Imagine if, instead of in synagogue, you and your congregation were standing at the foot of Sinai receiving the Torah.
Imagine if, instead of in synagogue, you and your congregation were standing at the Kotel, at the foot of the Temple Mount, in 1967, a mere week after Israel returned to its eternal center.
The Torah was given and received at Mount Sinai 3329-years-ago, in the year 2448 from creation. Every year since, on Shavuot, the event is recreated anew. And every one of the 3329 years has its own special story.
In 1967, a few days following the miraculous victory of the Six-Day War, the Western Wall, for the first time in 2000 years, was in Jewish hands, and Jewish people celebrated the giving of the Torah at the liberated Kotel in Jerusalem, the spot where the Holy Temples stood. There was a euphoric energy in the air, reminiscent of the awe-inspiring atmosphere of the first Shavuot at Sinai.
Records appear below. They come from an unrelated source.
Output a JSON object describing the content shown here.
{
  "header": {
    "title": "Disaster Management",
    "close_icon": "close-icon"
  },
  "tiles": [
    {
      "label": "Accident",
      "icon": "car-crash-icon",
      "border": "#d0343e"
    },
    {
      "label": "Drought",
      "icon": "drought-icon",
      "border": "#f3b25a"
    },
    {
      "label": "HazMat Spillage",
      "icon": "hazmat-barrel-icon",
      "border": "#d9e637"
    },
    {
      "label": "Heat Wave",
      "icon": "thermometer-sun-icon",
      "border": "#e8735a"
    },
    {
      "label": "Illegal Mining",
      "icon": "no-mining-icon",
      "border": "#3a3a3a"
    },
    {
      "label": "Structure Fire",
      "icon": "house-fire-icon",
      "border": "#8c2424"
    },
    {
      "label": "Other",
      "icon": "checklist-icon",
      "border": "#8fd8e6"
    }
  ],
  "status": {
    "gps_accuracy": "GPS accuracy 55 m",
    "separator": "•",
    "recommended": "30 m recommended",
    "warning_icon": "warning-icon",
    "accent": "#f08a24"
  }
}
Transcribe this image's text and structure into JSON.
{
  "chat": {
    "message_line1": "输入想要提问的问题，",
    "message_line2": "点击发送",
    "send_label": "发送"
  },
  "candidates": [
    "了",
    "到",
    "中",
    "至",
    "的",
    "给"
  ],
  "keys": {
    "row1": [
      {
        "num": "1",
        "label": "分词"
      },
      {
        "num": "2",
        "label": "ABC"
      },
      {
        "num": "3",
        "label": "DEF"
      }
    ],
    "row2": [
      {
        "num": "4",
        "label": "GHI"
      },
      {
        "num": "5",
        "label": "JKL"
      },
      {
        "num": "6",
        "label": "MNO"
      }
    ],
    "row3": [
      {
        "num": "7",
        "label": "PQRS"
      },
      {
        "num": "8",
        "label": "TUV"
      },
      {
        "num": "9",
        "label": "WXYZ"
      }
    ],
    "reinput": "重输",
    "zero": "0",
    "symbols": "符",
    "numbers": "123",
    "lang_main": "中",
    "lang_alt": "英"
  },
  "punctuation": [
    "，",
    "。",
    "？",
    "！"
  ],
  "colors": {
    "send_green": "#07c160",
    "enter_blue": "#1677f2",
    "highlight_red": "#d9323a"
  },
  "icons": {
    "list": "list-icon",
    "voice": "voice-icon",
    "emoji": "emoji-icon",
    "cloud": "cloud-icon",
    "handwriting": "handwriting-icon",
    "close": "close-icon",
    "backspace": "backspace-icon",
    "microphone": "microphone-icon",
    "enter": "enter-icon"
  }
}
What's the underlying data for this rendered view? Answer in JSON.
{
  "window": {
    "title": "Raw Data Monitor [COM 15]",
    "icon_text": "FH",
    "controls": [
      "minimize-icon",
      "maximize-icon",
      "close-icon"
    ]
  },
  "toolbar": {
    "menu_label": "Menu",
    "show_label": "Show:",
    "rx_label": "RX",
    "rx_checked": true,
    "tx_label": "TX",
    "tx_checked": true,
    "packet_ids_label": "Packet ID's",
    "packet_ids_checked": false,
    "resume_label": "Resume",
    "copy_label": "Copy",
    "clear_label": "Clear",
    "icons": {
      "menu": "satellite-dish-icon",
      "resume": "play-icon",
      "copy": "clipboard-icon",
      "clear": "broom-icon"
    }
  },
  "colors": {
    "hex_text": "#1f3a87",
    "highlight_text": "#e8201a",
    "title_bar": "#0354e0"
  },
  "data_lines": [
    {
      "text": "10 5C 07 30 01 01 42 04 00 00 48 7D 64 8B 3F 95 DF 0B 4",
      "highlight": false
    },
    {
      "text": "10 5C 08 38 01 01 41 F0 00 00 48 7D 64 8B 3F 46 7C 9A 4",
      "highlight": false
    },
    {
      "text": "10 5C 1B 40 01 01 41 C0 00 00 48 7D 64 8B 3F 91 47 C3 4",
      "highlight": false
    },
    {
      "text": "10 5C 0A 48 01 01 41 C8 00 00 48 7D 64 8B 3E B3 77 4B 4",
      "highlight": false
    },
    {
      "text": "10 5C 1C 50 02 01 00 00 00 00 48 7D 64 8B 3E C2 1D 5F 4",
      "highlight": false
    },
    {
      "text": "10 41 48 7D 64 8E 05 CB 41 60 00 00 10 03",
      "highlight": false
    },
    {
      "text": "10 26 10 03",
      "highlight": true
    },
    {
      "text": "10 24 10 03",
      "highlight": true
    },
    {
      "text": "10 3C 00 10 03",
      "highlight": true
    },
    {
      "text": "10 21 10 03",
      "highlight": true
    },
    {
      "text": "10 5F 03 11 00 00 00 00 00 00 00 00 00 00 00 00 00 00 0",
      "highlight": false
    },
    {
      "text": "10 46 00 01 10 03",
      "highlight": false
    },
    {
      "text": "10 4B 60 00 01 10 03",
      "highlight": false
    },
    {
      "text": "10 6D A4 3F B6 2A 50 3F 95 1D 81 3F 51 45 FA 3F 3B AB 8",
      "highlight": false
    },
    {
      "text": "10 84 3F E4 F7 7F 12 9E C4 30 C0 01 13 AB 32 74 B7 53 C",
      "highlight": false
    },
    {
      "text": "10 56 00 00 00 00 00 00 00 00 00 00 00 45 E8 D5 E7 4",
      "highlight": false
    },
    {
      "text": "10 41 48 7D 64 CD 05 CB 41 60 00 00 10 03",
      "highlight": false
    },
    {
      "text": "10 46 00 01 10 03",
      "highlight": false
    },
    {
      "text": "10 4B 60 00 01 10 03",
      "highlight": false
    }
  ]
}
One account: “Every section of the population was represented. Kibbutz members and soldiers rubbing shoulders with Neturei Karta. Mothers came with children in prams, and old men trudged steeply up Mount Zion, supported by youngsters on either side, to see the wall of the Temple before the end of their days. Some wept, but most faces were wreathed in smiles. For 13 continuous hours, a colorful variety of all peoples trudged along in perfect order.” Another: “I’ve never known so electric an atmosphere before or since. Wherever we stopped, we began to dance. Holding aloft Torah scrolls we swayed and danced and sang at the tops of our voices.”
Now in 2017, how do we achieve that same level of miraculous euphoria of Sinai and ’67, how do we celebrate Shavuot as the momentous event that it is mean to be?
And what lessons can we learn from the past to ensure that we never lose the awe and awesomeness of the miracle?
A combination of moving eyewitness accounts of that first Shavuot at the Kotel, the way it was reported even in left-wing papers like the Times and Haaretz, its global impact, and personal applications of Sinai to our lives today – make for a riveting sermon that will inspire your listeners to recreate on this Shavuot 5777/2017 – the passion and excitement, the relevance and the emotions of Sinai 2448 and 5727/1967.